BEGIN Supplied data
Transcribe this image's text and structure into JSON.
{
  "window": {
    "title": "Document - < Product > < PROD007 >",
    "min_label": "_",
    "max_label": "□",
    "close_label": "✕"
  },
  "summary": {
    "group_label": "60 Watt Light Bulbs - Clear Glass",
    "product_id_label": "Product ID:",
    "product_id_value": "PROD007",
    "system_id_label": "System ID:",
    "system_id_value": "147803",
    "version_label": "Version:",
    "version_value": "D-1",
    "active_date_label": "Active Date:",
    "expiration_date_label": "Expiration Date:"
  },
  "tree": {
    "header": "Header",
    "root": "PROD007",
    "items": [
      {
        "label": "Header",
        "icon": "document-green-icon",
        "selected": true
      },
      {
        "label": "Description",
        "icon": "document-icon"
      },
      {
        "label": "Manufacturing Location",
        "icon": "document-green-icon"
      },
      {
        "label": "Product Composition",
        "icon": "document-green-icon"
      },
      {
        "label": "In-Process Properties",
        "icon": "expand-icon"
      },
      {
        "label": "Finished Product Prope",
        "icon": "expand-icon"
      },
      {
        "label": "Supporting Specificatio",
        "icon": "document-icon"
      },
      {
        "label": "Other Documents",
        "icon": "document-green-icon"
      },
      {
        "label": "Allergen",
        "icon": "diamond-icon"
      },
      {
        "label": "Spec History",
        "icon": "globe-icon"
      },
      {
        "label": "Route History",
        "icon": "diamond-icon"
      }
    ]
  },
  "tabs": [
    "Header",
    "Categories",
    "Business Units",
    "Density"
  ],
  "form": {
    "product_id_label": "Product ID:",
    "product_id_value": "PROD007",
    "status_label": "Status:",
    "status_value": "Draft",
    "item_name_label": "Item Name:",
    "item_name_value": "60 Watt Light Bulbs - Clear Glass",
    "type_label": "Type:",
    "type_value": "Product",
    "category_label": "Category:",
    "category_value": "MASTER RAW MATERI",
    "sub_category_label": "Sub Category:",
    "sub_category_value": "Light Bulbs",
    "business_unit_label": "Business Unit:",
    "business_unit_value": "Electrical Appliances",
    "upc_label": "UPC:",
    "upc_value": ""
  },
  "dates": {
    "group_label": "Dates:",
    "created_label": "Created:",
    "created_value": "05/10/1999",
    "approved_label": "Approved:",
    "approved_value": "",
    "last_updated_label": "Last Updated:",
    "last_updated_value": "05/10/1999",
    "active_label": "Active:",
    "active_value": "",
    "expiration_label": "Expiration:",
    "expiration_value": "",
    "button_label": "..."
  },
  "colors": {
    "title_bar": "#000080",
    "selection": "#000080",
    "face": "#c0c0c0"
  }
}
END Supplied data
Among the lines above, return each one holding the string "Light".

    "group_label": "60 Watt Light Bulbs - Clear Glass",
    "item_name_value": "60 Watt Light Bulbs - Clear Glass",
    "sub_category_value": "Light Bulbs",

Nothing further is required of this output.